> **Exercise objective**: The copy must match the data word for word and contain no pictures.

> **Information given**:

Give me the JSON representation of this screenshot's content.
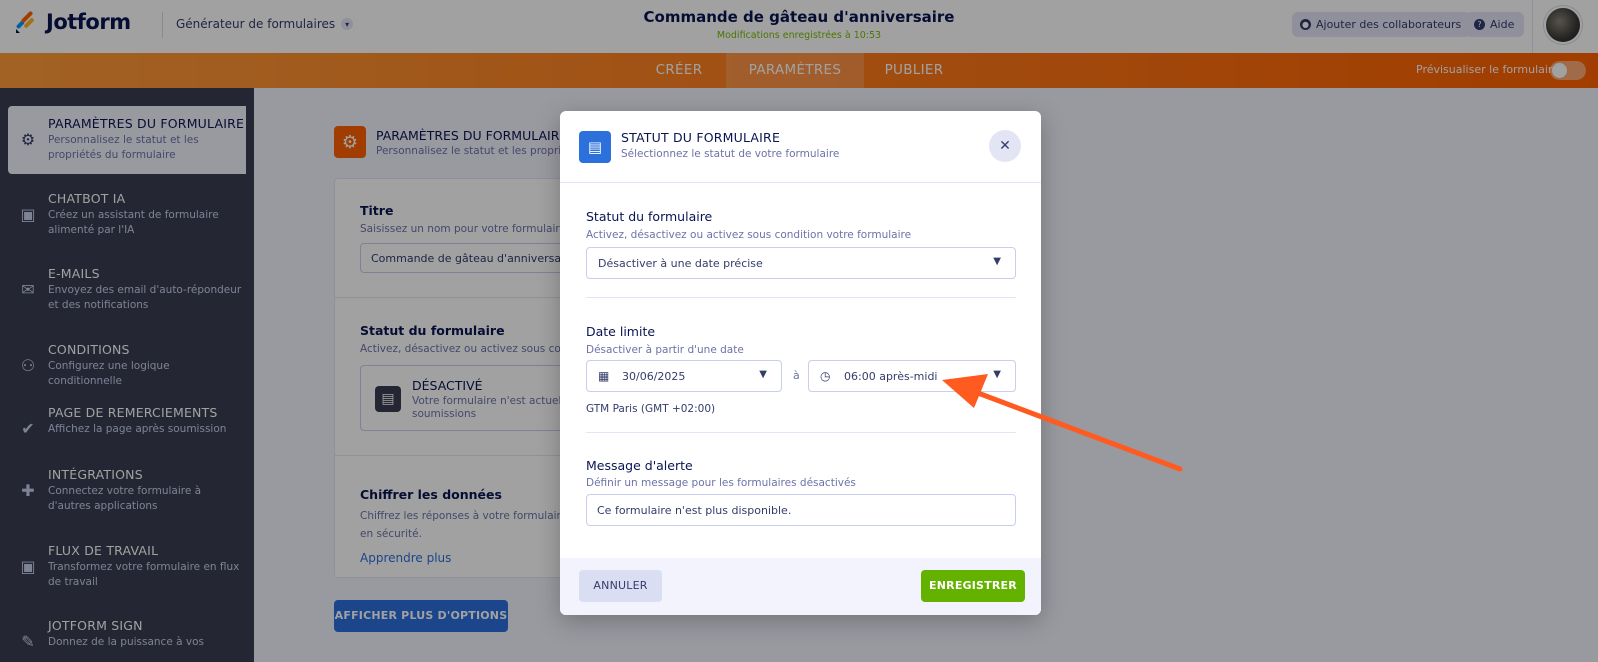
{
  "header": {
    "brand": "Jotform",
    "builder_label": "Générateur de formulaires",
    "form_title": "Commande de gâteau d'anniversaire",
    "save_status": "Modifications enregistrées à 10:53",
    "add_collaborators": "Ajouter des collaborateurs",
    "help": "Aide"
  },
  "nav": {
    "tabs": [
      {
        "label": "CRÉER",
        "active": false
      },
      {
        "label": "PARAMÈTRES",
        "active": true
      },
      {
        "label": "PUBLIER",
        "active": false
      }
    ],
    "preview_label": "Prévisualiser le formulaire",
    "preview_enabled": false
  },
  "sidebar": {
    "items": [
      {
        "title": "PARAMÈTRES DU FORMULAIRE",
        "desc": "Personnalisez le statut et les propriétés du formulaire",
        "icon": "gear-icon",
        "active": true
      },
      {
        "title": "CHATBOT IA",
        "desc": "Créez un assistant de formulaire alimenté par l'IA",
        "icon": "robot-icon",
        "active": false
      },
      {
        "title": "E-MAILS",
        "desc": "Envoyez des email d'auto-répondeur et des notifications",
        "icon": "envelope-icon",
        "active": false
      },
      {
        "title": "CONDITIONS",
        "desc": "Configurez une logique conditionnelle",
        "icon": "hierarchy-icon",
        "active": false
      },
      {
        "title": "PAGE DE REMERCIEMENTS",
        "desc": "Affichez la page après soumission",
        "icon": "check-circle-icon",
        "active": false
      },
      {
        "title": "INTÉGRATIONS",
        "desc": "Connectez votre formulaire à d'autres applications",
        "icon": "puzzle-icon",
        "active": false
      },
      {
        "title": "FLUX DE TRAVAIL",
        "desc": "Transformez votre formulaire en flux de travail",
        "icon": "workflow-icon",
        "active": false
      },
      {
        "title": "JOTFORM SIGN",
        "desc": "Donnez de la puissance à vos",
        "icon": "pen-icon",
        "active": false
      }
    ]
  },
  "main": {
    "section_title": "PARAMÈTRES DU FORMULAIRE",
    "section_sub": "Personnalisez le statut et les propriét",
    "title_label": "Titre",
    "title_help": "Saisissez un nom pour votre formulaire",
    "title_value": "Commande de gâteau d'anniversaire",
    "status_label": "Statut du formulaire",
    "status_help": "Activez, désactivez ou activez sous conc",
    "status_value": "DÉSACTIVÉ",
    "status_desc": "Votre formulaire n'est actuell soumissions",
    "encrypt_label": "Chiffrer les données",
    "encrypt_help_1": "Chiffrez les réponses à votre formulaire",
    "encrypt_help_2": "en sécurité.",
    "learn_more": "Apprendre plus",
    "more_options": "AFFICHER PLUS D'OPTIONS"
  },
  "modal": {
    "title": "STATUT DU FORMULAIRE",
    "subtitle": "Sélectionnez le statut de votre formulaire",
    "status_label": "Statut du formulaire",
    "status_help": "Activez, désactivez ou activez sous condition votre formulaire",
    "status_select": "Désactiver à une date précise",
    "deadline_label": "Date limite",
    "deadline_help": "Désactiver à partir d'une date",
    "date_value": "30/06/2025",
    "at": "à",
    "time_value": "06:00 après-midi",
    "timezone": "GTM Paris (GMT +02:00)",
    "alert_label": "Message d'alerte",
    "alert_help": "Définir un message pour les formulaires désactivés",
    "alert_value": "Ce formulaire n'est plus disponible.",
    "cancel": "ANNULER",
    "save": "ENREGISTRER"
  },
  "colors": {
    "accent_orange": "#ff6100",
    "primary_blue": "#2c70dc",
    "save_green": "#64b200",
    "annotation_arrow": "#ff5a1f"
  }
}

> **Response to the task**:
Give me the JSON representation of this screenshot's content.
{
  "header": {
    "brand": "Jotform",
    "builder_label": "Générateur de formulaires",
    "form_title": "Commande de gâteau d'anniversaire",
    "save_status": "Modifications enregistrées à 10:53",
    "add_collaborators": "Ajouter des collaborateurs",
    "help": "Aide"
  },
  "nav": {
    "tabs": [
      {
        "label": "CRÉER",
        "active": false
      },
      {
        "label": "PARAMÈTRES",
        "active": true
      },
      {
        "label": "PUBLIER",
        "active": false
      }
    ],
    "preview_label": "Prévisualiser le formulaire",
    "preview_enabled": false
  },
  "sidebar": {
    "items": [
      {
        "title": "PARAMÈTRES DU FORMULAIRE",
        "desc": "Personnalisez le statut et les propriétés du formulaire",
        "icon": "gear-icon",
        "active": true
      },
      {
        "title": "CHATBOT IA",
        "desc": "Créez un assistant de formulaire alimenté par l'IA",
        "icon": "robot-icon",
        "active": false
      },
      {
        "title": "E-MAILS",
        "desc": "Envoyez des email d'auto-répondeur et des notifications",
        "icon": "envelope-icon",
        "active": false
      },
      {
        "title": "CONDITIONS",
        "desc": "Configurez une logique conditionnelle",
        "icon": "hierarchy-icon",
        "active": false
      },
      {
        "title": "PAGE DE REMERCIEMENTS",
        "desc": "Affichez la page après soumission",
        "icon": "check-circle-icon",
        "active": false
      },
      {
        "title": "INTÉGRATIONS",
        "desc": "Connectez votre formulaire à d'autres applications",
        "icon": "puzzle-icon",
        "active": false
      },
      {
        "title": "FLUX DE TRAVAIL",
        "desc": "Transformez votre formulaire en flux de travail",
        "icon": "workflow-icon",
        "active": false
      },
      {
        "title": "JOTFORM SIGN",
        "desc": "Donnez de la puissance à vos",
        "icon": "pen-icon",
        "active": false
      }
    ]
  },
  "main": {
    "section_title": "PARAMÈTRES DU FORMULAIRE",
    "section_sub": "Personnalisez le statut et les propriét",
    "title_label": "Titre",
    "title_help": "Saisissez un nom pour votre formulaire",
    "title_value": "Commande de gâteau d'anniversaire",
    "status_label": "Statut du formulaire",
    "status_help": "Activez, désactivez ou activez sous conc",
    "status_value": "DÉSACTIVÉ",
    "status_desc": "Votre formulaire n'est actuell soumissions",
    "encrypt_label": "Chiffrer les données",
    "encrypt_help_1": "Chiffrez les réponses à votre formulaire",
    "encrypt_help_2": "en sécurité.",
    "learn_more": "Apprendre plus",
    "more_options": "AFFICHER PLUS D'OPTIONS"
  },
  "modal": {
    "title": "STATUT DU FORMULAIRE",
    "subtitle": "Sélectionnez le statut de votre formulaire",
    "status_label": "Statut du formulaire",
    "status_help": "Activez, désactivez ou activez sous condition votre formulaire",
    "status_select": "Désactiver à une date précise",
    "deadline_label": "Date limite",
    "deadline_help": "Désactiver à partir d'une date",
    "date_value": "30/06/2025",
    "at": "à",
    "time_value": "06:00 après-midi",
    "timezone": "GTM Paris (GMT +02:00)",
    "alert_label": "Message d'alerte",
    "alert_help": "Définir un message pour les formulaires désactivés",
    "alert_value": "Ce formulaire n'est plus disponible.",
    "cancel": "ANNULER",
    "save": "ENREGISTRER"
  },
  "colors": {
    "accent_orange": "#ff6100",
    "primary_blue": "#2c70dc",
    "save_green": "#64b200",
    "annotation_arrow": "#ff5a1f"
  }
}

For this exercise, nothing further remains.